Q: Trivia…that’s interesting!
A: We’ve formed solid friendships on our trivia team, playing weekly (and more often) over the past five years. Looking to boost our competitive standings, I wondered which trivia topics came up most often. So I created a spreadsheet listing more than 60 categories and researched those most frequently asked. The top five: movies, music, science, sports, and current events. Each team member now has deeper focus in these categories, which we use for greater collective success. Now that’s process improvement!
Q: Say more about your effort to create a community Emergency Response Team.

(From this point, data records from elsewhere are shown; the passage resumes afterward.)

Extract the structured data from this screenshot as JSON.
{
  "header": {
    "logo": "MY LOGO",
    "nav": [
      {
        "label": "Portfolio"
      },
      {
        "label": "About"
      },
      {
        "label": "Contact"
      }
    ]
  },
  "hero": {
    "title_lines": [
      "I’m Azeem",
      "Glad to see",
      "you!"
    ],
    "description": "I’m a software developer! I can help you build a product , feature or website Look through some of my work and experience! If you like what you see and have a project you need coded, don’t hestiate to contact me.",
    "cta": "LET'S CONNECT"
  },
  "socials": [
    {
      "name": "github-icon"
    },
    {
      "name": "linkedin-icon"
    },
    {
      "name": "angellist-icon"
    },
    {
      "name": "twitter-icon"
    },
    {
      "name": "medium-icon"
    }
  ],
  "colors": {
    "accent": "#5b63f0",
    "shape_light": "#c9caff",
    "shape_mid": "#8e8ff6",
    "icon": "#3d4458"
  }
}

A: On settling in at Del Webb, it occurred to me that there was little infrastructure in place to respond to residents’ medical and injury-related emergencies. St. Johns County’s Fire/EMT Nocatee facility wasn’t yet built so seniors were facing potentially long delays in receiving emergency care. I was instrumental in a massive effort to recruit and train residents in first aid, CPR, and the use of automated electronic defibrillators (AEDs). Resident volunteers were then on call on a rotating basis 24/7 to instantly respond to calls for help within the community while awaiting 911 paramedics; however, when the new Fire/EMT station was built nearby, volunteer enthusiasm weakened greatly so we changed our mission from responding to training. The group ultimately disbanded. Looking back, I feel really good about having seeded more than 200 first aid-trained residents across our development. And I’ve learned a lot about managing volunteers that will shape any future effort I may undertake.
Q: What about the future?
A: While I’m still on call with General Dynamics Information Technology for proposal writing, I’ve discovered a cornucopia of interesting things to keep me engaged. I’ve taught English as a second language for World Relief, a humanitarian organization. I co-founded a discussion forum within Del Webb called the Roundtable. I’m a member of several groups: Book Club, Avian Adventure (birders), and Travel Club. Ed and I continue to refine our dancing with more lessons. And we travel, visiting some 25 Caribbean islands to date.
Photo courtesy Susan Schjelderup